See, e.g., Cal. Rules of Court, rule 8.212, subd. (c)(3) [“One copy of each brief must be served on a public officer or agency when required by rule 8.29.”].Footnote 36
Cal. Rules of Court,Footnote 37
rule 8.124, subd. (d)(2) [“In addition to the information required on the cover of a brief by rule 8.204(b)(10), the cover of an appendix must prominently display the title ‘Joint Appendix’ or ‘Appellant’s Appendix’ or ‘Respondent’s Appendix’ or ‘Appellant’s Reply Appendix.'”].
Cal. Rules of Court, rule 8.40, subd. (b)(1).Footnote 38
Cal. Rules of Court, rule 8.204, subd. (c)(1) [“A brief produced on a computer must not exceed 14,000 words, including footnotes. Such a brief must include a certificate by appellate counsel or an unrepresented party stating the number of words in the brief. The person certifying may rely on the word count of the computer program used to prepare the brief.”].Footnote 39
Cal. Rules of Court, rule 8.360, subd. (b)(1) [“A brief produced on a computer must not exceed 25,500 words, including footnotes. Such a brief must include a certificate by appellate counsel or an unrepresented defendant stating the number of words in the brief; the person certifying may rely on the word count of the computer program used to prepare the brief.”]; see also Cal. Rules of Court, rule 8.412, subd. (a)(3) [“Rule 8.360 (b) governs the length of briefs.”].Footnote 40
Cal. Rules of Court, rule 8.204, subd. (c)(2) [“A brief produced on a typewriter must not exceed 50 pages.”].Footnote 41
Cal. Rules of Court, rule 8.204, subd. (c)(5) [“On application, the presiding justice may permit a longer brief for good cause.”].Footnote 42
Cal. Rules of Court, rule 8.204, subd. (b)(1) [“A brief may be reproduced by any process that produces a clear, black image of letter quality. All documents filed must have a page size of 81/2 by 11 inches. If filed in paper form, the paper must be white or unbleached and of at least 20-pound weight.”].Footnote 43

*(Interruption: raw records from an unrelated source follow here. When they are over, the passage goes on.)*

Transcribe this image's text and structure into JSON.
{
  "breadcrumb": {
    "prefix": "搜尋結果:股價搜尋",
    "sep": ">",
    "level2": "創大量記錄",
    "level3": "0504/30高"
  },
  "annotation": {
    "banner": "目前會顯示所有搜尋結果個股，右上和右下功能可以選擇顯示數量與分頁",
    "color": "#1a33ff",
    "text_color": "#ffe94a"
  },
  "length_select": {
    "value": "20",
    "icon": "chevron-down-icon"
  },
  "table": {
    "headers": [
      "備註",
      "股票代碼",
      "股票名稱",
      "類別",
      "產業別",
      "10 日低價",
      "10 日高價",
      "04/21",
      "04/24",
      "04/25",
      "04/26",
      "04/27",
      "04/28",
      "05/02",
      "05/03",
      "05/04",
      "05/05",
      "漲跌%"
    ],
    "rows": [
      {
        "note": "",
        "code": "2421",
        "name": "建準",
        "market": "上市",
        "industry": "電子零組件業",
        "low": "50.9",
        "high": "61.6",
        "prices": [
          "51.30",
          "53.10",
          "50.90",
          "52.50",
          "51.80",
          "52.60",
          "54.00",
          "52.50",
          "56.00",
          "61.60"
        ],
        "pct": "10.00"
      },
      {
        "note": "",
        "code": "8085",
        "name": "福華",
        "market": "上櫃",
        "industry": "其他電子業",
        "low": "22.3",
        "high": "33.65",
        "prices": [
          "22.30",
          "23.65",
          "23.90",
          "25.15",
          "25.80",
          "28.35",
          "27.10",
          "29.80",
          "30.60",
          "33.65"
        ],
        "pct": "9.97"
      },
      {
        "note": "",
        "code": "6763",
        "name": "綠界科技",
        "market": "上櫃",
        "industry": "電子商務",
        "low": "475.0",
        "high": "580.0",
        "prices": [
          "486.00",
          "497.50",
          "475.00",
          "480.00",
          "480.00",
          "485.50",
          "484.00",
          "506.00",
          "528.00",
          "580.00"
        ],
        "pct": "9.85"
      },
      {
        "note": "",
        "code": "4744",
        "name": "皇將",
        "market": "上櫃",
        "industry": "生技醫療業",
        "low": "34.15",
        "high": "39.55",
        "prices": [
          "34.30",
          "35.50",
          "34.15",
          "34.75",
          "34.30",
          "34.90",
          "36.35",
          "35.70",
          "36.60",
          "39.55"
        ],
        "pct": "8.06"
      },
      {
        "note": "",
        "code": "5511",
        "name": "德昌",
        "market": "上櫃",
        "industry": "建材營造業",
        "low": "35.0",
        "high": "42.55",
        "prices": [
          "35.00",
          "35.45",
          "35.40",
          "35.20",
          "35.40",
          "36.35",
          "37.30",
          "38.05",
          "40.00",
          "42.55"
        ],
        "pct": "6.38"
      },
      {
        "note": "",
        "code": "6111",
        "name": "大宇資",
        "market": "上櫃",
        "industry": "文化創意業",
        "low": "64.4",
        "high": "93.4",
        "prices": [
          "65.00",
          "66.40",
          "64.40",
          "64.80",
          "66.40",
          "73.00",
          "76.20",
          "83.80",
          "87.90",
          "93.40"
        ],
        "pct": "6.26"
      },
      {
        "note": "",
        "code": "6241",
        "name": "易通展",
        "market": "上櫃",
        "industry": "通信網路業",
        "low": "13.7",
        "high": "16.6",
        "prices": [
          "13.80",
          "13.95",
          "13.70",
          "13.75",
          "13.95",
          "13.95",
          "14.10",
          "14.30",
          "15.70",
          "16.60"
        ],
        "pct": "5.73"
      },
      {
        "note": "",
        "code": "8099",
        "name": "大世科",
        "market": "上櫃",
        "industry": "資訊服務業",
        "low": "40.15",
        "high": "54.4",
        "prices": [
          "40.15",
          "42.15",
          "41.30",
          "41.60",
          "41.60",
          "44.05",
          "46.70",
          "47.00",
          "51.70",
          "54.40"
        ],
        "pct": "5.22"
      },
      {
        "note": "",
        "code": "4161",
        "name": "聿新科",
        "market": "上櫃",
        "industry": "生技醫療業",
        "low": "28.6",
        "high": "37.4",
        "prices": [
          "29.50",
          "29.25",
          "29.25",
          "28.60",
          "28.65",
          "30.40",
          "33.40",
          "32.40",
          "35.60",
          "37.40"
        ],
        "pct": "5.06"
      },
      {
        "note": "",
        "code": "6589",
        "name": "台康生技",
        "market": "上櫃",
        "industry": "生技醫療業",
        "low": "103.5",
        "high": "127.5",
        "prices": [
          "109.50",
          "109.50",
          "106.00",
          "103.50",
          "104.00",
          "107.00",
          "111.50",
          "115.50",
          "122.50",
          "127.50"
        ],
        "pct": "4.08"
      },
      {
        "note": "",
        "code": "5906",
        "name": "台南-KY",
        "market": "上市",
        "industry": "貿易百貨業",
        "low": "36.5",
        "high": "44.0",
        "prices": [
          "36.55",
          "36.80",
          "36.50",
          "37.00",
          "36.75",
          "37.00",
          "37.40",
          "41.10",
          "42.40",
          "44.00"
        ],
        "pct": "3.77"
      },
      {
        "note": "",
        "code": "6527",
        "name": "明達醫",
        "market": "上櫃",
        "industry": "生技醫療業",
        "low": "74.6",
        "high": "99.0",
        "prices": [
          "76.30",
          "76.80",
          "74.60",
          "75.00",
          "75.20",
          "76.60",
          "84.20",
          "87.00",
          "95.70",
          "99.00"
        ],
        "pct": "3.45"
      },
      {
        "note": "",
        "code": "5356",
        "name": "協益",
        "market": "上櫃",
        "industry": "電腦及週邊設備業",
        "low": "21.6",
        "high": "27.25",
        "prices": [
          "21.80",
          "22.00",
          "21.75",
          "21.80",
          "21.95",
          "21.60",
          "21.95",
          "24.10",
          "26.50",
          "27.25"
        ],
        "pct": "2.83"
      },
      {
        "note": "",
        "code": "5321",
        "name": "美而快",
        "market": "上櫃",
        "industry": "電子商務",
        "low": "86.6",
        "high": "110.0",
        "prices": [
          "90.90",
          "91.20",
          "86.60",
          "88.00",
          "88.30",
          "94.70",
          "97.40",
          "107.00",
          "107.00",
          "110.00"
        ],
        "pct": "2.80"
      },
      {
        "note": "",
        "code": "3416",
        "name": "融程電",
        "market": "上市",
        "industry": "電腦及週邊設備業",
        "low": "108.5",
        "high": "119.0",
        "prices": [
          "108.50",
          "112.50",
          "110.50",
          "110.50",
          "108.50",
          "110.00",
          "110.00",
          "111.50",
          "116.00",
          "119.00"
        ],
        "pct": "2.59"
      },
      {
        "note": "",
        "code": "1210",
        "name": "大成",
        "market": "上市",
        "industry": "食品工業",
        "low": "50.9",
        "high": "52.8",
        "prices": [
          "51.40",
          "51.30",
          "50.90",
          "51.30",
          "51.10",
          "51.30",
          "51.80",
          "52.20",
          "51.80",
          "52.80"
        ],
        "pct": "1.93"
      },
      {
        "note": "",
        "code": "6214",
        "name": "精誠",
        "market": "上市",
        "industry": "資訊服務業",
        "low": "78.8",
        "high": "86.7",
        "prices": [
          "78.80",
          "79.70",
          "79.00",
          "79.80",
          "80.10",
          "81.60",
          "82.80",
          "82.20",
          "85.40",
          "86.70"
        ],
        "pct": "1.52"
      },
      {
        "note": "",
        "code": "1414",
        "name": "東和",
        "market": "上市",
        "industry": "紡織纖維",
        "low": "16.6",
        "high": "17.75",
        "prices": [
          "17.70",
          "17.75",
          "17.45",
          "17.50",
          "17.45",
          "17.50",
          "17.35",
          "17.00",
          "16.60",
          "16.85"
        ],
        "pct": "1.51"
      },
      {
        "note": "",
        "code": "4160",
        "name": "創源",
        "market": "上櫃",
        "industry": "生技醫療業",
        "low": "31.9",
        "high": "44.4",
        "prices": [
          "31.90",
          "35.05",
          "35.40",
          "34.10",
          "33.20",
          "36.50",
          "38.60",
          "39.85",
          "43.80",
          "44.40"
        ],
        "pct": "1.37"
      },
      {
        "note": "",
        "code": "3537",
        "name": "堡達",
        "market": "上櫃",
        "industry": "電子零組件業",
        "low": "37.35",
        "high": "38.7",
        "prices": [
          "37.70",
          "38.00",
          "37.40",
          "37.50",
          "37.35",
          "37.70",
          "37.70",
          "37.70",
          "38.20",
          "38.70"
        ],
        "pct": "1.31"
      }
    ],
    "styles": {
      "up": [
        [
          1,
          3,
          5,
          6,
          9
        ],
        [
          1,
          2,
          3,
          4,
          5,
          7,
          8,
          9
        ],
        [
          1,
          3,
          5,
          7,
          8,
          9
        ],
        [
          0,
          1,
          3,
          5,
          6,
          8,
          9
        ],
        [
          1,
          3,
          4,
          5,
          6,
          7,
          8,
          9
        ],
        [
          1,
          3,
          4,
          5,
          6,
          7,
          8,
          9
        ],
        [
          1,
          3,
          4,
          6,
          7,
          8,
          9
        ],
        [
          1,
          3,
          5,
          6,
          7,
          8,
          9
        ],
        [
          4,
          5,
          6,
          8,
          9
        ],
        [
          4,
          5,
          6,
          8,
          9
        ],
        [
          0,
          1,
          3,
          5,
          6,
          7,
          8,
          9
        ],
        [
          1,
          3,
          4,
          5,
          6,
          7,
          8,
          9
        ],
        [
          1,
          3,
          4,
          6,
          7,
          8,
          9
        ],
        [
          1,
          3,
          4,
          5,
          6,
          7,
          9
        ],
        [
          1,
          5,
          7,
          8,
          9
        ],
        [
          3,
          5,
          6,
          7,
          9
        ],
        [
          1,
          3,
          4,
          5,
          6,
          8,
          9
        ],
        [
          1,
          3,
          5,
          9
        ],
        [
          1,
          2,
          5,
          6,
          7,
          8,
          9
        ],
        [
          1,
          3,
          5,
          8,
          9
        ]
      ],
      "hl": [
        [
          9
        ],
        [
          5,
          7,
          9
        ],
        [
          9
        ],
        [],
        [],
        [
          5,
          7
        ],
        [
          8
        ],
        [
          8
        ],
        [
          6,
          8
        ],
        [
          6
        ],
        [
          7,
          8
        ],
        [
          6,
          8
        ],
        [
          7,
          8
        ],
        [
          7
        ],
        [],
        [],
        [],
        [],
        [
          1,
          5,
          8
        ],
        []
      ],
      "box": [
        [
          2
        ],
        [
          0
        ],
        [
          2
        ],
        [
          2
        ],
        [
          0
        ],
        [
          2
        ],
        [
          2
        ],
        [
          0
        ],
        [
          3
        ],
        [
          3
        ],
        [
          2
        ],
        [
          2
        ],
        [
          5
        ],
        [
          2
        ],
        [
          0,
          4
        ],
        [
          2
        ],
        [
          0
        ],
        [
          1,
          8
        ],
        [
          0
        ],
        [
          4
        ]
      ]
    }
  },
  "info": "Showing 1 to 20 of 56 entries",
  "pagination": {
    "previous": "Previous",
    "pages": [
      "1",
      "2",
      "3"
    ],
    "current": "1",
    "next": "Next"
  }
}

Cal. Rules of Court, rule 8.204, subds. (b)(4) [“Except as provided in (11), the font size, including footnotes, must not be smaller than 13-point, and both sides of the paper may be used.”], (b)(5) [“The lines of text must be unnumbered and at least one-and-a-half-spaced.”].Footnote 44
Cal. Rules of Court, rule 8.204, subds. (b)(5) [“Headings and footnotes may be single-spaced. Quotations may be block-indented and single-spaced. Single-spaced means six lines to a vertical inch.”].Footnote 45
Cal. Rules of Court, rule 8.204, subds. (b)(6) [“The margins must be at least 11/2 inches on the left and right and 1 inch on the top and bottom.”].Footnote 46
Cal. Rules of Court, rule 8.204, subds. (b)(7) [“The pages must be consecutively numbered. The page numbering must begin with the cover page as page 1 and use only Arabic numerals (e.g., 1, 2, 3). The page number may be suppressed and need not appear on the cover page.”].Footnote 47
See Cal. Rules of Court, rules 8.70–8.79. Information about the process of e-filing can be found on the website of the court of appeal for the district in which the appeal was filed.Footnote 48
Cal. Rules of Court, rule 8.44, subd. (b).Footnote 49
Cal. Rules of Court, rule 8.44, subd. (b).Footnote 50